The R, G, B, and Y channels have similar behaviors; the R channel was selected to represent the ROC in Figure 6. According to this ROC, the R, G, B, and Y channels performed better when the dimensionality of the features was reduced to 50D by applying kernel PCA.

Figure 7 shows an inverse effect of kernel PCA on the obtained features from the Cb and Cr channels. The results show that the original features performed the best, and the dimension reduction methods did not improve accuracy rate.

3.3. Comparison with Other Methods

A comparison of some of state-of-the-art image splicing detection methods was conducted for a comprehensive evaluation of the entire system. Table 4 indicates the comparison between different methods and the proposed framework for gray-scale images in image dataset 1.

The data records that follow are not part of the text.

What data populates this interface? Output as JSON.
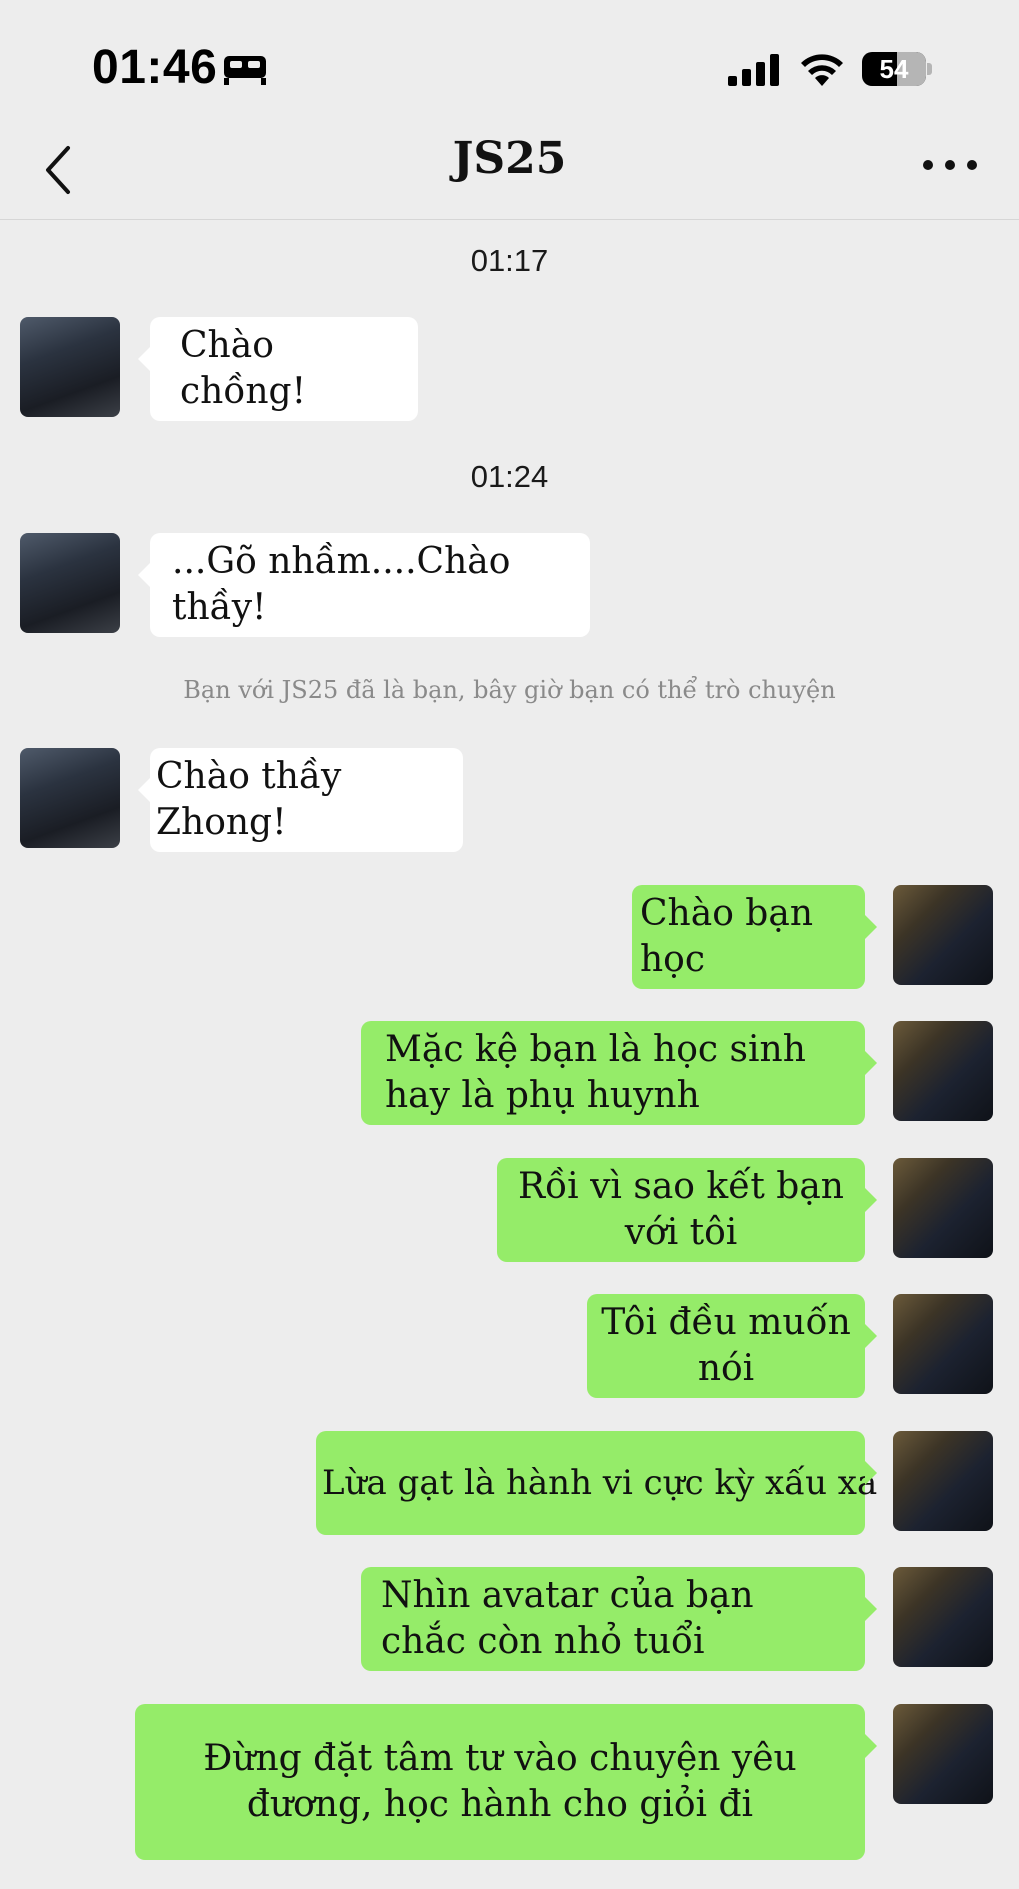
{
  "status_bar": {
    "time": "01:46",
    "battery": "54",
    "battery_level_percent": 54,
    "icons": [
      "sleep-bed-icon",
      "cellular-signal-icon",
      "wifi-icon",
      "battery-icon"
    ]
  },
  "nav": {
    "title": "JS25",
    "back_icon": "chevron-left-icon",
    "more_icon": "more-dots-icon"
  },
  "chat": {
    "timestamps": [
      "01:17",
      "01:24"
    ],
    "system_note": "Bạn với JS25 đã là bạn, bây giờ bạn có thể trò chuyện",
    "incoming": [
      "Chào chồng!",
      "...Gõ nhầm....Chào thầy!",
      "Chào thầy Zhong!"
    ],
    "outgoing": [
      "Chào bạn học",
      "Mặc kệ bạn là học sinh hay là phụ huynh",
      "Rồi vì sao kết bạn với tôi",
      "Tôi đều muốn nói",
      "Lừa gạt là hành vi cực kỳ xấu xa",
      "Nhìn avatar của bạn chắc còn nhỏ tuổi",
      "Đừng đặt tâm tư vào chuyện yêu đương, học hành cho giỏi đi"
    ]
  },
  "colors": {
    "background": "#ededed",
    "incoming_bubble": "#ffffff",
    "outgoing_bubble": "#95ec69",
    "system_text": "#8a8a8a"
  }
}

Table 4 shows that the accuracy rates exhibited different trends. Computational time could not be compared because it was not provided in the other methods. The best results were observed for the expanded DCT Markov + DWT Markov and expanded DCT Markov [10], which reduced to 100D by applying the SVM-RFE method (93.55% and 90.07%). The next best accuracy rate was observed for our proposed method (88.28%) with 50D. The results show that our proposed method performed the best compared with similar methods [13] with less dimensions (163D versus 50D).

Table 5 shows another comparison between the original RLRN [15] in 60D and the proposed method (RLRN + kernel PCA) in 50D on image dataset 2 (CASIA). The Gray indicated in the table was obtained by converting the colored images in image dataset 2 to gray-scale images. As previously discussed, a huge increase in detection accuracies in the R, G, B, and Y channels, as well as the gray one, was observed.

4. Conclusion

The literature review presented in this work showed that several image splicing detection methods were proposed. Unfortunately, many of them are unable to handle the extracted high dimensional and redundant features well. In addition, processing these features is time consuming. Therefore, this paper focused on evaluating the effectiveness of dimension reduction methods on image splicing detection methods to reduce dimensionality and computational time and remove redundant information from the features. Two dimension reduction methods (PCA: linear and kernel PCA: nonlinear) were selected and applied on an instance image splicing method (RLRN). A set of experiments were designed and tested to determine the effectiveness of these methods on RLRN. Each dimension reduction method was applied on RLRN to reduce dimensionality to 10D and 50D. The results showed that the R, G, B, and Y channels and gray-scale images performed best when merged with kernel PCA and in 50D, which verifies the nonlinear nature of the RLRN features. However, the results also demonstrate that this area of study requires further research. Other dimension reduction methods and their effects on other image splicing detection methods must be investigated, and the optimal dimension number for every image splicing detection approach must be identified.


D: dimensional
RLRN:Run length run number
PCA:Principle component analysis
SVM:Support vector machine
HHT:Hilbert-Huang transform
DWT:Discrete wavelet transform
DCT:Discrete cosine transform
SVM-RFE:Support vector machine recursive feature elimination
DVMM:Digital video multimedia
CASIA:Chinese Academy of Sciences, Institute of Automation
TP:True positive
TN:True negative
ROC:Receiver operating characteristics.

Conflict of Interests

The authors declare that there is no conflict of interests regarding the publication of this paper.


The authors would like to thank both reviewers for their valuable comments which helped to improve the paper. This research is supported by University of Malaya Research Grant (UMRG) RG312-14AFR.